writes: "A an article on Wired News explores a new industry trend of watermarking music instead of resorting of DRM technologies. From the article:
With all of the Big Four record labels now jettisoning digital rights management, music fans have every reason to rejoice. But consumer advocates are singing a note of caution, as the music industry experiments with digital-watermarking technology as a DRM substitute.

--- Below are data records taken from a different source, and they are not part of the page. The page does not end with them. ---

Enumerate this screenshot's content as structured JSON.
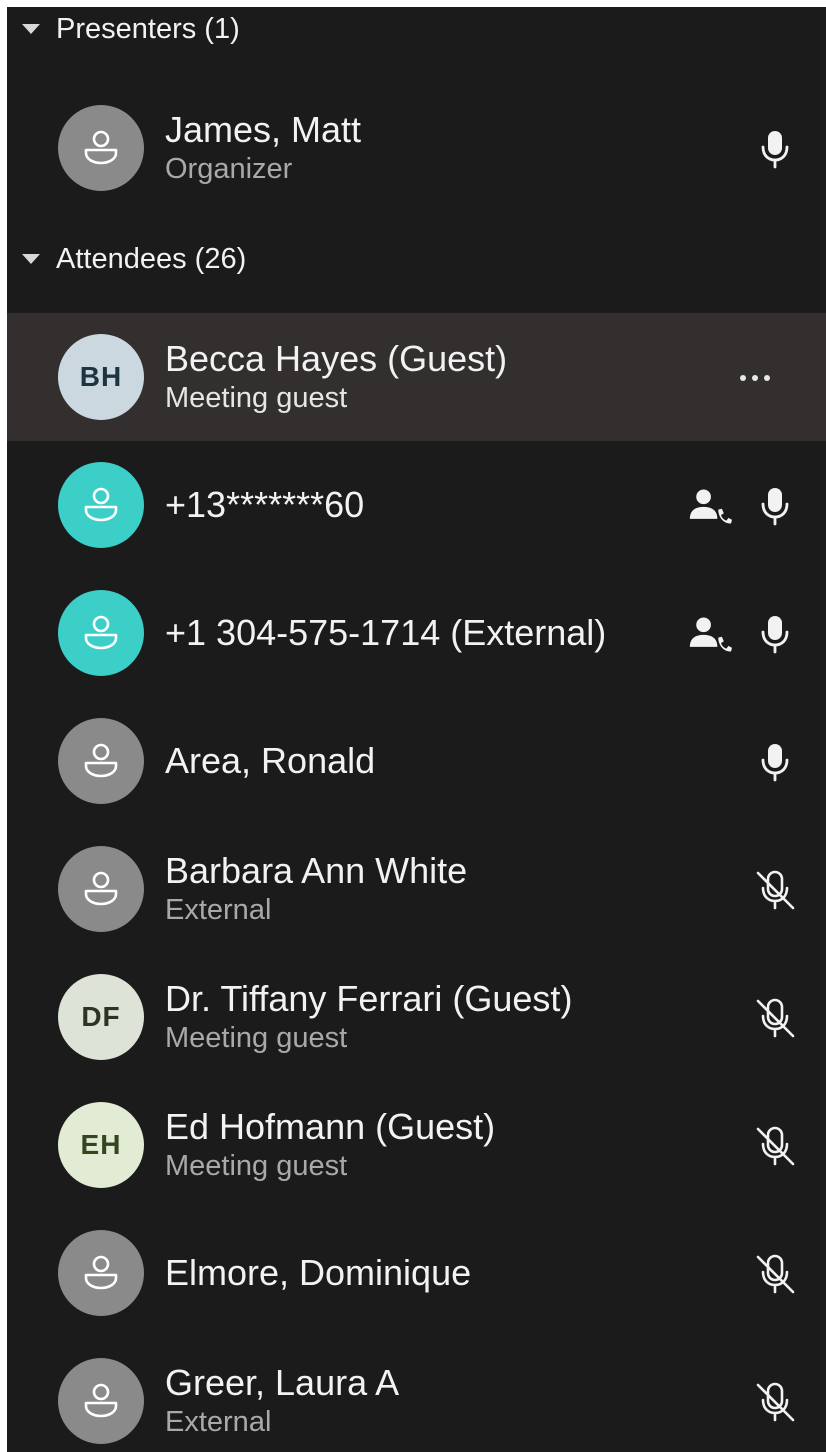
{
  "sections": {
    "presenters": {
      "label": "Presenters (1)"
    },
    "attendees": {
      "label": "Attendees (26)"
    }
  },
  "colors": {
    "panel_bg": "#1b1b1b",
    "selected_row_bg": "#332f2f",
    "avatar_grey": "#8a8a8a",
    "avatar_teal": "#3ccfc7"
  },
  "presenters": [
    {
      "name": "James, Matt",
      "subtitle": "Organizer",
      "avatar": "person-icon",
      "status_icon": "microphone-icon"
    }
  ],
  "attendees": [
    {
      "name": "Becca Hayes (Guest)",
      "subtitle": "Meeting guest",
      "initials": "BH",
      "initials_bg": "#ccd8df",
      "initials_color": "#1e3440",
      "status_icon": "more-options-icon"
    },
    {
      "name": "+13*******60",
      "subtitle": "",
      "avatar": "person-icon",
      "extra_icon": "phone-user-icon",
      "status_icon": "microphone-icon"
    },
    {
      "name": "+1 304-575-1714 (External)",
      "subtitle": "",
      "avatar": "person-icon",
      "extra_icon": "phone-user-icon",
      "status_icon": "microphone-icon"
    },
    {
      "name": "Area, Ronald",
      "subtitle": "",
      "avatar": "person-icon",
      "status_icon": "microphone-icon"
    },
    {
      "name": "Barbara Ann White",
      "subtitle": "External",
      "avatar": "person-icon",
      "status_icon": "microphone-muted-icon"
    },
    {
      "name": "Dr. Tiffany Ferrari (Guest)",
      "subtitle": "Meeting guest",
      "initials": "DF",
      "initials_bg": "#dde3d6",
      "initials_color": "#2b3522",
      "status_icon": "microphone-muted-icon"
    },
    {
      "name": "Ed Hofmann (Guest)",
      "subtitle": "Meeting guest",
      "initials": "EH",
      "initials_bg": "#e2ebd4",
      "initials_color": "#37451f",
      "status_icon": "microphone-muted-icon"
    },
    {
      "name": "Elmore, Dominique",
      "subtitle": "",
      "avatar": "person-icon",
      "status_icon": "microphone-muted-icon"
    },
    {
      "name": "Greer, Laura A",
      "subtitle": "External",
      "avatar": "person-icon",
      "status_icon": "microphone-muted-icon"
    }
  ]
}
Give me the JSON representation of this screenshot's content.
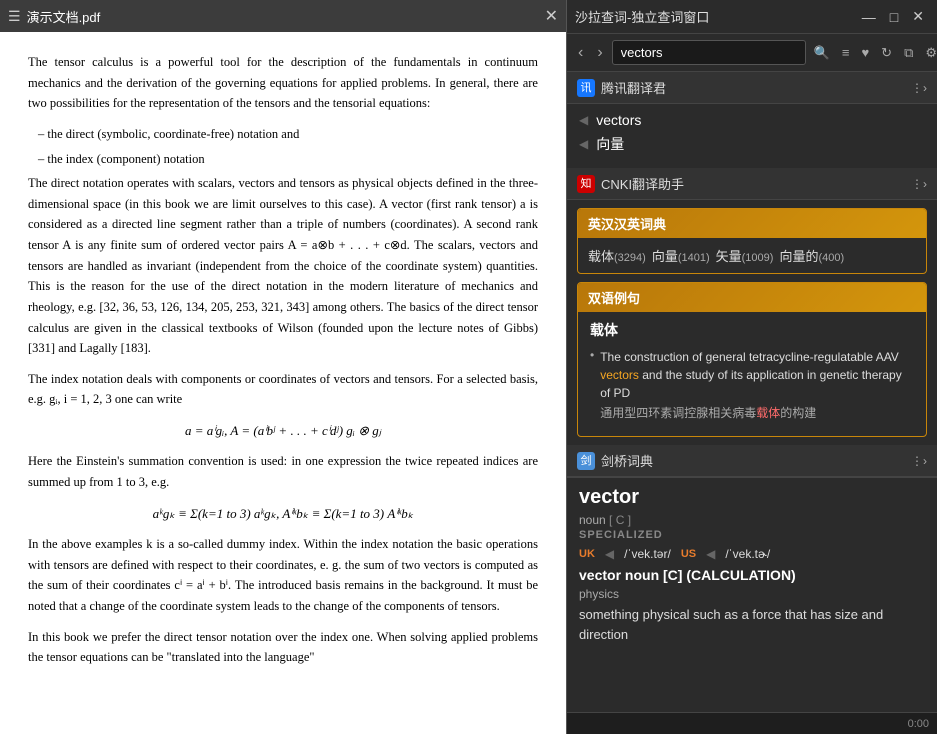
{
  "pdf": {
    "title": "演示文档.pdf",
    "content": {
      "para1": "The tensor calculus is a powerful tool for the description of the fundamentals in continuum mechanics and the derivation of the governing equations for applied problems. In general, there are two possibilities for the representation of the tensors and the tensorial equations:",
      "item1": "–  the direct (symbolic, coordinate-free) notation and",
      "item2": "–  the index (component) notation",
      "para2": "The direct notation operates with scalars, vectors and tensors as physical objects defined in the three-dimensional space (in this book we are limit ourselves to this case). A vector (first rank tensor) a is considered as a directed line segment rather than a triple of numbers (coordinates). A second rank tensor A is any finite sum of ordered vector pairs A = a⊗b + . . . + c⊗d. The scalars, vectors and tensors are handled as invariant (independent from the choice of the coordinate system) quantities. This is the reason for the use of the direct notation in the modern literature of mechanics and rheology, e.g. [32, 36, 53, 126, 134, 205, 253, 321, 343] among others. The basics of the direct tensor calculus are given in the classical textbooks of Wilson (founded upon the lecture notes of Gibbs) [331] and Lagally [183].",
      "para3": "The index notation deals with components or coordinates of vectors and tensors. For a selected basis, e.g. gᵢ, i = 1, 2, 3 one can write",
      "math1": "a = aⁱgᵢ,    A = (aⁱbʲ + . . . + cⁱdʲ) gᵢ ⊗ gⱼ",
      "para4": "Here the Einstein's summation convention is used: in one expression the twice repeated indices are summed up from 1 to 3, e.g.",
      "math2": "aᵏgₖ ≡ Σ(k=1 to 3) aᵏgₖ,    Aⁱᵏbₖ ≡ Σ(k=1 to 3) Aⁱᵏbₖ",
      "para5": "In the above examples k is a so-called dummy index. Within the index notation the basic operations with tensors are defined with respect to their coordinates, e. g. the sum of two vectors is computed as the sum of their coordinates cⁱ = aⁱ + bⁱ. The introduced basis remains in the background. It must be noted that a change of the coordinate system leads to the change of the components of tensors.",
      "para6": "In this book we prefer the direct tensor notation over the index one. When solving applied problems the tensor equations can be \"translated into the language\""
    }
  },
  "dict": {
    "title": "沙拉查词-独立查词窗口",
    "search_value": "vectors",
    "tencent": {
      "name": "腾讯翻译君",
      "en_word": "vectors",
      "zh_word": "向量"
    },
    "cnki": {
      "name": "CNKI翻译助手",
      "dict_title": "英汉汉英词典",
      "entries": [
        {
          "label": "载体",
          "count": "3294"
        },
        {
          "label": "向量",
          "count": "1401"
        },
        {
          "label": "矢量",
          "count": "1009"
        },
        {
          "label": "向量的",
          "count": "400"
        }
      ]
    },
    "bilingual": {
      "title": "双语例句",
      "main_word": "载体",
      "example_en": "The construction of general tetracycline-regulatable AAV vectors and the study of its application in genetic therapy of PD",
      "highlight_en": "vectors",
      "example_zh": "通用型四环素调控腺相关病毒载体的构建",
      "highlight_zh": "载体"
    },
    "cambridge": {
      "name": "剑桥词典",
      "word": "vector",
      "pos": "noun",
      "bracket": "[ C ]",
      "tag": "SPECIALIZED",
      "uk_pron": "UK",
      "uk_ipa": "/ˈvek.tər/",
      "us_pron": "US",
      "us_ipa": "/ˈvek.tɚ/",
      "full_entry": "vector noun [C] (CALCULATION)",
      "subject": "physics",
      "definition": "something physical such as a force that has size and direction"
    },
    "status": "0:00"
  }
}
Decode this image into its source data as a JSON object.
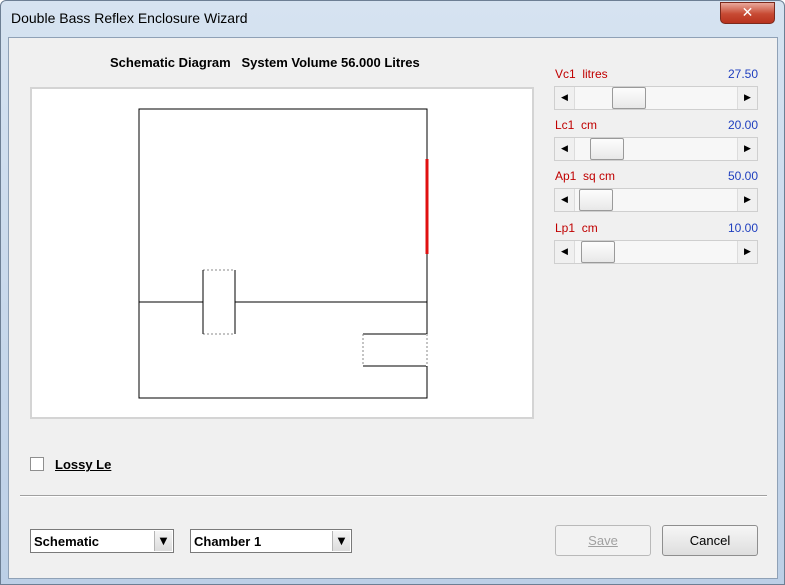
{
  "window": {
    "title": "Double Bass Reflex Enclosure Wizard"
  },
  "diagram": {
    "heading": "Schematic Diagram   System Volume 56.000 Litres"
  },
  "params": [
    {
      "label": "Vc1  litres",
      "value": "27.50",
      "position": 0.29
    },
    {
      "label": "Lc1  cm",
      "value": "20.00",
      "position": 0.12
    },
    {
      "label": "Ap1  sq cm",
      "value": "50.00",
      "position": 0.03
    },
    {
      "label": "Lp1  cm",
      "value": "10.00",
      "position": 0.05
    }
  ],
  "options": {
    "lossy_label": "Lossy Le",
    "lossy_checked": false
  },
  "footer": {
    "view_select": "Schematic",
    "chamber_select": "Chamber 1",
    "save_label": "Save",
    "cancel_label": "Cancel"
  },
  "colors": {
    "label_red": "#c00000",
    "value_blue": "#1f3fbf",
    "driver_red": "#e01010"
  },
  "icons": {
    "close": "close-icon",
    "scroll_left": "chevron-left-icon",
    "scroll_right": "chevron-right-icon",
    "dropdown": "chevron-down-icon"
  }
}
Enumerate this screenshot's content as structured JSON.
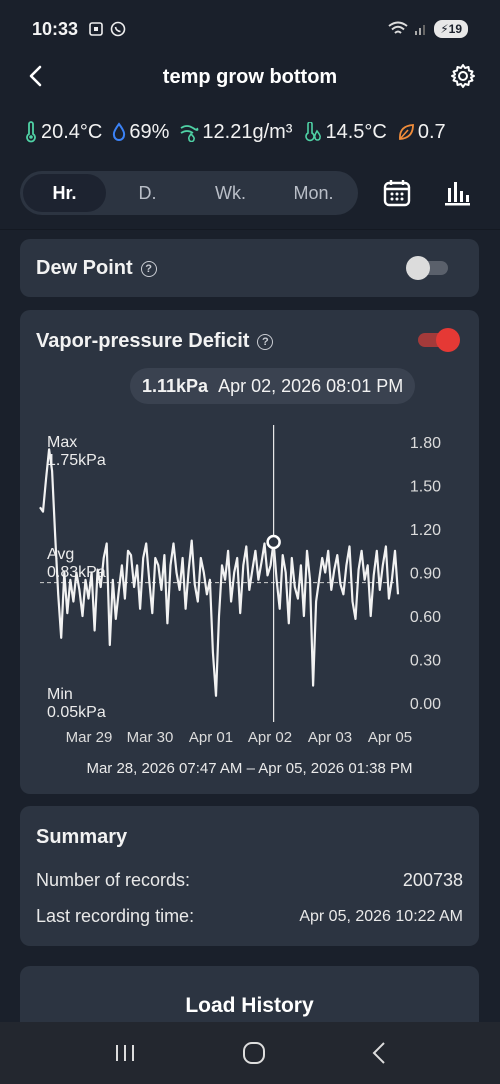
{
  "status_bar": {
    "time": "10:33",
    "battery": "19"
  },
  "header": {
    "title": "temp grow bottom"
  },
  "metrics": [
    {
      "icon": "thermometer-icon",
      "value": "20.4°C",
      "color": "#4fd1a5"
    },
    {
      "icon": "humidity-drop-icon",
      "value": "69%",
      "color": "#3b82f6"
    },
    {
      "icon": "absolute-humidity-icon",
      "value": "12.21g/m³",
      "color": "#4fd1a5"
    },
    {
      "icon": "dew-point-icon",
      "value": "14.5°C",
      "color": "#4fd1a5"
    },
    {
      "icon": "leaf-icon",
      "value": "0.7",
      "color": "#f08c3a"
    }
  ],
  "tabs": [
    {
      "label": "Hr.",
      "active": true
    },
    {
      "label": "D.",
      "active": false
    },
    {
      "label": "Wk.",
      "active": false
    },
    {
      "label": "Mon.",
      "active": false
    }
  ],
  "dew_point": {
    "label": "Dew Point",
    "enabled": false
  },
  "vpd": {
    "label": "Vapor-pressure Deficit",
    "enabled": true,
    "tooltip_value": "1.11kPa",
    "tooltip_time": "Apr 02, 2026 08:01 PM",
    "max_label": "Max",
    "max_value": "1.75kPa",
    "avg_label": "Avg",
    "avg_value": "0.83kPa",
    "min_label": "Min",
    "min_value": "0.05kPa",
    "range": "Mar 28, 2026 07:47 AM – Apr 05, 2026 01:38 PM"
  },
  "chart_data": {
    "type": "line",
    "title": "",
    "xlabel": "",
    "ylabel": "",
    "x_tick_labels": [
      "Mar 29",
      "Mar 30",
      "Apr 01",
      "Apr 02",
      "Apr 03",
      "Apr 05"
    ],
    "y_tick_labels": [
      "1.80",
      "1.50",
      "1.20",
      "0.90",
      "0.60",
      "0.30",
      "0.00"
    ],
    "ylim": [
      0,
      1.8
    ],
    "grid": false,
    "average_line": 0.83,
    "selected_point": {
      "x": "Apr 02, 2026 08:01 PM",
      "y": 1.11
    },
    "series": [
      {
        "values": [
          1.35,
          1.32,
          1.55,
          1.75,
          1.6,
          1.15,
          0.75,
          0.45,
          0.9,
          0.62,
          0.85,
          0.7,
          0.9,
          0.78,
          0.6,
          0.85,
          0.72,
          0.9,
          0.5,
          0.92,
          0.8,
          1.0,
          1.1,
          0.4,
          0.85,
          0.58,
          0.78,
          0.95,
          0.72,
          1.05,
          1.02,
          0.8,
          0.95,
          0.65,
          1.0,
          1.1,
          0.85,
          0.62,
          1.0,
          0.95,
          0.78,
          1.02,
          0.55,
          0.95,
          1.1,
          0.9,
          0.78,
          1.0,
          0.65,
          0.92,
          1.12,
          0.82,
          0.7,
          1.0,
          0.9,
          0.75,
          0.85,
          0.35,
          0.05,
          0.6,
          0.95,
          0.85,
          1.05,
          0.7,
          0.9,
          1.0,
          0.62,
          0.95,
          1.08,
          0.78,
          0.92,
          1.05,
          0.85,
          0.97,
          1.1,
          0.88,
          0.95,
          1.11,
          0.85,
          0.65,
          1.02,
          0.9,
          0.55,
          1.0,
          0.8,
          0.72,
          0.95,
          0.6,
          1.05,
          0.85,
          0.12,
          0.7,
          0.85,
          1.0,
          0.9,
          1.05,
          0.78,
          0.92,
          1.02,
          0.82,
          0.75,
          0.95,
          1.08,
          0.7,
          0.58,
          0.92,
          1.05,
          0.85,
          0.95,
          0.6,
          0.88,
          1.05,
          0.78,
          0.95,
          1.08,
          0.72,
          0.85,
          1.05,
          0.75
        ]
      }
    ]
  },
  "summary": {
    "title": "Summary",
    "records_label": "Number of records:",
    "records_value": "200738",
    "last_label": "Last recording time:",
    "last_value": "Apr 05, 2026 10:22 AM"
  },
  "load_history": {
    "label": "Load History"
  }
}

Watermarking offers copyright protection by letting a company track music that finds its way to illegal peer-to-peer networks. At its most precise, a watermark could encode a unique serial number that a music company could match to the original purchaser. So far, though, labels say they won't do that: Warner and EMI have not embraced watermarking at all, while Sony's and Universal's DRM-free lineups contain "anonymous" watermarks that won't trace to an individual. The technology isn't entirely new; there's more articles available that discuss this stuff: Technical discussion on AudioBox, PSU.edu's Abstract Index, and of course the requisite Wikipedia entry (although it could use some serious improvement). While I don't like the implications of this technology gaining widespread use, I've always wondered why someone wasn't doing it on a large scale before."